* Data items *
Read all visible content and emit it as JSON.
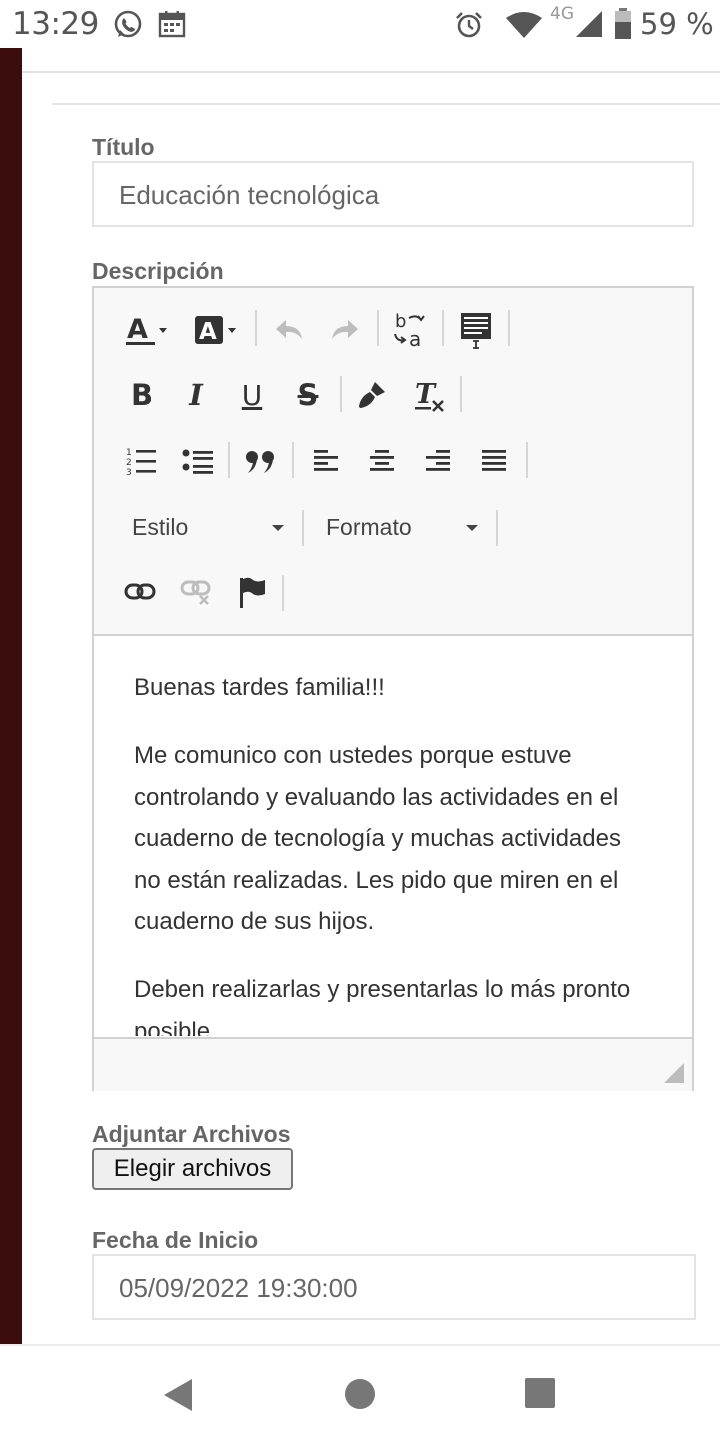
{
  "status_bar": {
    "time": "13:29",
    "network": "4G",
    "battery": "59 %",
    "icons": [
      "whatsapp-icon",
      "calendar-icon",
      "alarm-icon",
      "wifi-icon",
      "signal-icon",
      "battery-icon"
    ]
  },
  "form": {
    "title_label": "Título",
    "title_value": "Educación tecnológica",
    "description_label": "Descripción",
    "toolbar": {
      "style_combo": "Estilo",
      "format_combo": "Formato",
      "bold": "B",
      "italic": "I",
      "underline": "U",
      "strike": "S"
    },
    "content": {
      "p1": "Buenas tardes familia!!!",
      "p2": "Me comunico con ustedes porque estuve controlando y evaluando las actividades en el cuaderno de tecnología y muchas actividades no están realizadas. Les pido que miren  en el cuaderno de sus hijos.",
      "p3": "Deben realizarlas y presentarlas lo más pronto posible."
    },
    "attach_label": "Adjuntar Archivos",
    "attach_button": "Elegir archivos",
    "start_date_label": "Fecha de Inicio",
    "start_date_value": "05/09/2022 19:30:00"
  },
  "colors": {
    "left_strip": "#3d0d0e",
    "label_text": "#666666",
    "toolbar_bg": "#f8f8f8"
  }
}
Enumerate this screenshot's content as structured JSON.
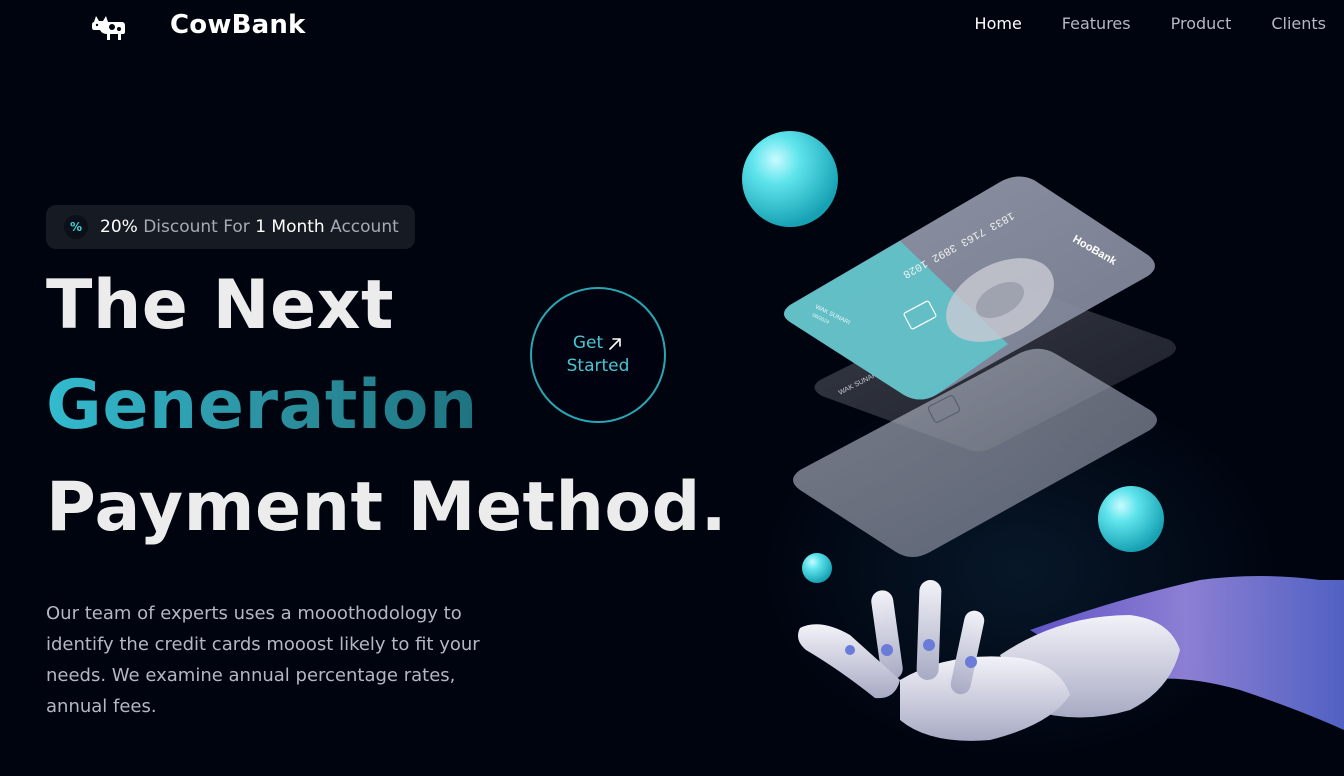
{
  "brand": {
    "name": "CowBank",
    "logo_icon": "cow-icon"
  },
  "nav": {
    "items": [
      {
        "label": "Home",
        "active": true
      },
      {
        "label": "Features",
        "active": false
      },
      {
        "label": "Product",
        "active": false
      },
      {
        "label": "Clients",
        "active": false
      }
    ]
  },
  "badge": {
    "icon": "discount-icon",
    "icon_glyph": "%",
    "percent": "20%",
    "text_a": " Discount For ",
    "months": "1 Month",
    "text_b": " Account"
  },
  "hero": {
    "line1": "The Next",
    "line2": "Generation",
    "line3": "Payment Method."
  },
  "cta": {
    "line1": "Get",
    "line2": "Started",
    "icon": "arrow-up-right-icon"
  },
  "description": "Our team of experts uses a mooothodology to identify the credit cards mooost likely to fit your needs. We examine annual percentage rates, annual fees.",
  "illustration": {
    "card_number": "1833 7163 3892 1028",
    "card_brand": "HooBank",
    "card_holder": "WAK SUNARI",
    "card_expiry": "06/2024"
  },
  "colors": {
    "background": "#00040f",
    "accent": "#33bbcf",
    "text_secondary": "#b4b8c2"
  }
}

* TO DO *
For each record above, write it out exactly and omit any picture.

* SOLVED PROBLEM *
Read all visible content and emit it as JSON.
{
  "status_bar": {
    "time": "13:29",
    "network": "4G",
    "battery": "59 %",
    "icons": [
      "whatsapp-icon",
      "calendar-icon",
      "alarm-icon",
      "wifi-icon",
      "signal-icon",
      "battery-icon"
    ]
  },
  "form": {
    "title_label": "Título",
    "title_value": "Educación tecnológica",
    "description_label": "Descripción",
    "toolbar": {
      "style_combo": "Estilo",
      "format_combo": "Formato",
      "bold": "B",
      "italic": "I",
      "underline": "U",
      "strike": "S"
    },
    "content": {
      "p1": "Buenas tardes familia!!!",
      "p2": "Me comunico con ustedes porque estuve controlando y evaluando las actividades en el cuaderno de tecnología y muchas actividades no están realizadas. Les pido que miren  en el cuaderno de sus hijos.",
      "p3": "Deben realizarlas y presentarlas lo más pronto posible."
    },
    "attach_label": "Adjuntar Archivos",
    "attach_button": "Elegir archivos",
    "start_date_label": "Fecha de Inicio",
    "start_date_value": "05/09/2022 19:30:00"
  },
  "colors": {
    "left_strip": "#3d0d0e",
    "label_text": "#666666",
    "toolbar_bg": "#f8f8f8"
  }
}
Enumerate this screenshot's content as structured JSON.
{
  "brand": {
    "name": "CowBank",
    "logo_icon": "cow-icon"
  },
  "nav": {
    "items": [
      {
        "label": "Home",
        "active": true
      },
      {
        "label": "Features",
        "active": false
      },
      {
        "label": "Product",
        "active": false
      },
      {
        "label": "Clients",
        "active": false
      }
    ]
  },
  "badge": {
    "icon": "discount-icon",
    "icon_glyph": "%",
    "percent": "20%",
    "text_a": " Discount For ",
    "months": "1 Month",
    "text_b": " Account"
  },
  "hero": {
    "line1": "The Next",
    "line2": "Generation",
    "line3": "Payment Method."
  },
  "cta": {
    "line1": "Get",
    "line2": "Started",
    "icon": "arrow-up-right-icon"
  },
  "description": "Our team of experts uses a mooothodology to identify the credit cards mooost likely to fit your needs. We examine annual percentage rates, annual fees.",
  "illustration": {
    "card_number": "1833 7163 3892 1028",
    "card_brand": "HooBank",
    "card_holder": "WAK SUNARI",
    "card_expiry": "06/2024"
  },
  "colors": {
    "background": "#00040f",
    "accent": "#33bbcf",
    "text_secondary": "#b4b8c2"
  }
}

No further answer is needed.